Pearl Sutton wrote:Bethany: I moved to S MO from the New Mexico desert. I treat the humidity like I used to treat the scorching heat, just work around it timing-wise, work in the morning and evening, not the heat of the day. I put effort into working in it, so I got used to it. Our first summer here, my mom pretty much melted down, stayed in the house, by the A/C and didn't acclimatize at all.
I like it here, it has things that matter to me. There are things I don't care for, but that would be true no matter where I moved. I picked the things that matter MOST to me.
Some things I looked into before buying that might be worth your time:
Consider is where the tornadoes walk, there are definite patterns. Tornado History Project This site helped me a lot. Right along the I44 and I70 corridors seems to be thicker tornadoes. Personally, I wonder: the highways were put where the old roads were, the old roads were there because people had walked that way. Do the tornadoes walk the highways because it's easier for them, less obstructions? Or was the walking easier for pioneers because the tornadoes had kept the path clearer? Hard to say. But there IS a definite pattern to how they tend to go. Has a lot to do with the land forms. Also note:: Tornado frequency shifting east Which personally, I think correlates with Big Ag clearing more mileage of big fields, taking out hedgerows etc that might slow the winds down. When you look at property, beware of places that have a lot of trees all the same age, means if it wasn't logged, it got cleared by Mother Nature.
I also like the sites Drilling Maps to see where they are fracking, and Flooding maps watch the patterns in the area you are considering. Pay attention also to the stream flood markers that are down in the dips in the road, how many of those do you want to have to deal with? We looked at one place (had bad sun exposure) that had 8 markers on the only road in or out, and the bridges over them were just slabs of cement with no extra width or rails, that the water flowed over as it needed to. Umm. No. We don't want to be trapped. We are making our life so we don't HAVE to go places, but the option is nice.
Something to really watch for, unless you are willing to deal with it, is the rock levels in the ground. I know someone who bought 10 acres, that turned out to have 6 inches of topsoil on rock. He chipped out holes in the rock to plant trees. The trees aren't doing real well. You can do soil building, but being aware of it helps you choose wisely. Look at the rock strata on the highway, you'll see what I mean. And if you have a stream in the area, it will possibly involve legal hoops to jump through if you do things upstream. Watch for what else is upstream, I can't find the link, don't recall the name of it, but I had a national map that showed the water quality vs where the big feedlots are.
Love to see you if you come by!! You are invited :D
Bethany Dutch wrote:
that IS a concern!

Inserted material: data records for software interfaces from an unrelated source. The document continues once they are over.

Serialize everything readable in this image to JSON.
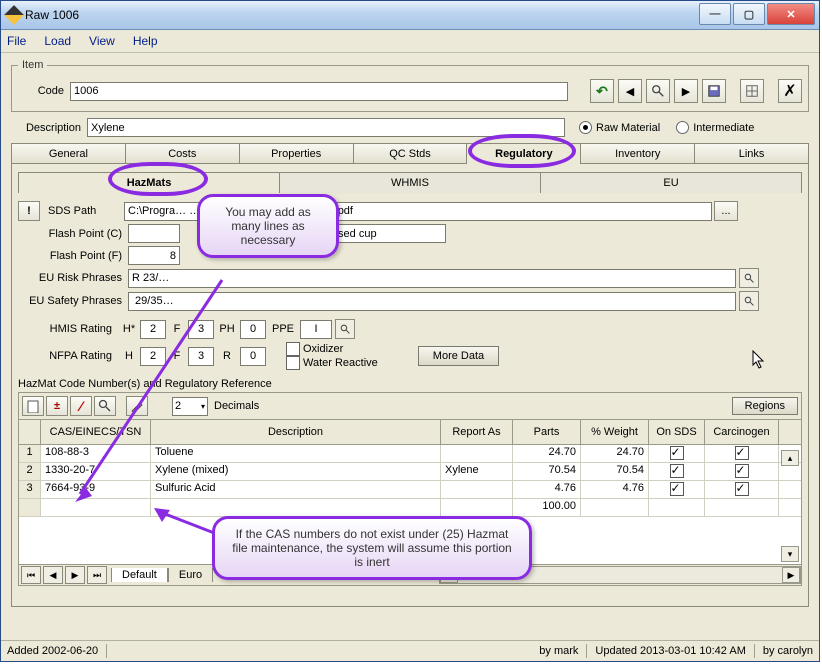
{
  "window": {
    "title": "Raw 1006"
  },
  "menu": {
    "file": "File",
    "load": "Load",
    "view": "View",
    "help": "Help"
  },
  "item": {
    "legend": "Item",
    "code_label": "Code",
    "code": "1006",
    "desc_label": "Description",
    "desc": "Xylene",
    "raw_material": "Raw Material",
    "intermediate": "Intermediate"
  },
  "maintabs": [
    "General",
    "Costs",
    "Properties",
    "QC Stds",
    "Regulatory",
    "Inventory",
    "Links"
  ],
  "subtabs": [
    "HazMats",
    "WHMIS",
    "EU"
  ],
  "hazmat": {
    "warn_btn": "!",
    "sds_label": "SDS Path",
    "sds": "C:\\Progra… …ormulator\\Documents\\iso16.pdf",
    "fpc_label": "Flash Point (C)",
    "fpc": "",
    "fpc_method": "closed cup",
    "fpf_label": "Flash Point (F)",
    "fpf": "8",
    "eur_label": "EU Risk Phrases",
    "eur": "R 23/…",
    "eus_label": "EU Safety Phrases",
    "eus": " 29/35…",
    "hmis_label": "HMIS Rating",
    "nfpa_label": "NFPA Rating",
    "h_lbl": "H*",
    "h_lbl2": "H",
    "f_lbl": "F",
    "ph_lbl": "PH",
    "r_lbl": "R",
    "ppe_lbl": "PPE",
    "hmis_h": "2",
    "hmis_f": "3",
    "hmis_ph": "0",
    "ppe": "I",
    "nfpa_h": "2",
    "nfpa_f": "3",
    "nfpa_r": "0",
    "oxid": "Oxidizer",
    "water": "Water Reactive",
    "more": "More Data"
  },
  "grid": {
    "title": "HazMat Code Number(s) and Regulatory Reference",
    "decimals_val": "2",
    "decimals_lbl": "Decimals",
    "regions": "Regions",
    "headers": {
      "cas": "CAS/EINECS/TSN",
      "desc": "Description",
      "rpt": "Report As",
      "parts": "Parts",
      "wt": "% Weight",
      "sds": "On SDS",
      "carc": "Carcinogen"
    },
    "rows": [
      {
        "n": "1",
        "cas": "108-88-3",
        "desc": "Toluene",
        "rpt": "",
        "parts": "24.70",
        "wt": "24.70",
        "sds": true,
        "carc": true
      },
      {
        "n": "2",
        "cas": "1330-20-7",
        "desc": "Xylene (mixed)",
        "rpt": "Xylene",
        "parts": "70.54",
        "wt": "70.54",
        "sds": true,
        "carc": true
      },
      {
        "n": "3",
        "cas": "7664-93-9",
        "desc": "Sulfuric Acid",
        "rpt": "",
        "parts": "4.76",
        "wt": "4.76",
        "sds": true,
        "carc": true
      }
    ],
    "total_parts": "100.00",
    "sheets": {
      "default": "Default",
      "euro": "Euro"
    }
  },
  "status": {
    "added": "Added 2002-06-20",
    "by1": "by mark",
    "updated": "Updated 2013-03-01 10:42 AM",
    "by2": "by carolyn"
  },
  "callouts": {
    "lines": "You may add as many lines as necessary",
    "inert": "If the CAS numbers do not exist under (25) Hazmat file maintenance, the system will assume this portion is inert"
  }
}
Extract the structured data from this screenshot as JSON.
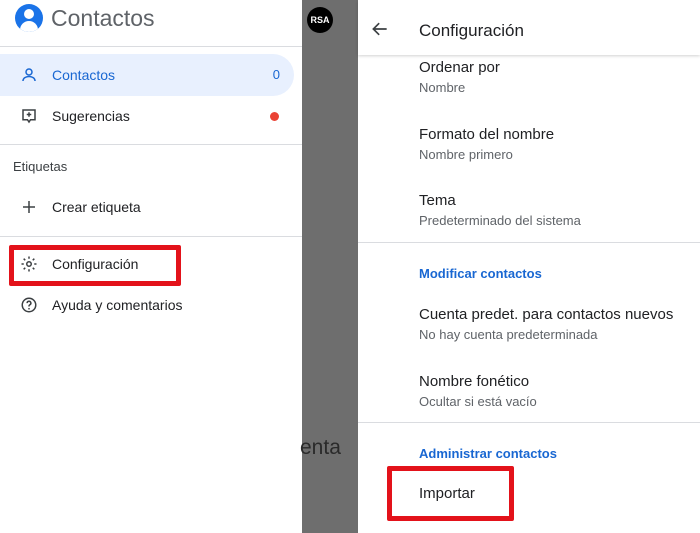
{
  "drawer": {
    "app_title": "Contactos",
    "items": [
      {
        "label": "Contactos",
        "count": "0",
        "icon": "person-icon",
        "active": true
      },
      {
        "label": "Sugerencias",
        "icon": "suggestion-icon",
        "badge_color": "#ea4335"
      },
      {
        "label": "Crear etiqueta",
        "icon": "plus-icon"
      },
      {
        "label": "Configuración",
        "icon": "gear-icon"
      },
      {
        "label": "Ayuda y comentarios",
        "icon": "help-icon"
      }
    ],
    "section_label": "Etiquetas"
  },
  "background": {
    "partial_text": "enta",
    "avatar_text": "RSA"
  },
  "settings": {
    "title": "Configuración",
    "items": [
      {
        "title": "Ordenar por",
        "subtitle": "Nombre"
      },
      {
        "title": "Formato del nombre",
        "subtitle": "Nombre primero"
      },
      {
        "title": "Tema",
        "subtitle": "Predeterminado del sistema"
      }
    ],
    "sections": [
      {
        "header": "Modificar contactos",
        "items": [
          {
            "title": "Cuenta predet. para contactos nuevos",
            "subtitle": "No hay cuenta predeterminada"
          },
          {
            "title": "Nombre fonético",
            "subtitle": "Ocultar si está vacío"
          }
        ]
      },
      {
        "header": "Administrar contactos",
        "items": [
          {
            "title": "Importar"
          }
        ]
      }
    ]
  },
  "colors": {
    "accent": "#1a73e8",
    "active_bg": "#e8f0fe",
    "highlight": "#e3121a",
    "scrim": "#6e6e6e"
  }
}
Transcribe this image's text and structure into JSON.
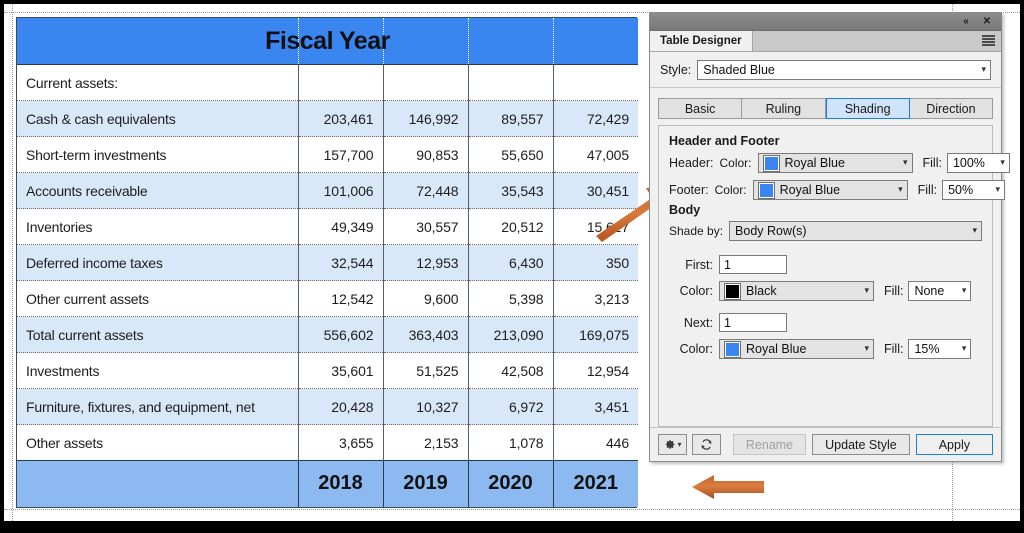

But someone pointed out... here where I am, I'm at huge risk of wildfires that isn't so much a risk in MO, so I'm almost trading one for the other. My home has been threatened within a mile of a pretty major wildfire twice in the last 6 years, so I feel like that would be a zero sum game (tornado vs. wildfire), neither I think would be worse or better to me.
Tina Hillel wrote:I wanted to suggest that whatever spots you decide you like, try to visit them at night!
If you can, aim to make a visit on a weekend night. Sometimes there are hidden things going on at night that you might not learn about until its too late. Enjoy the search. Its all part of the fun!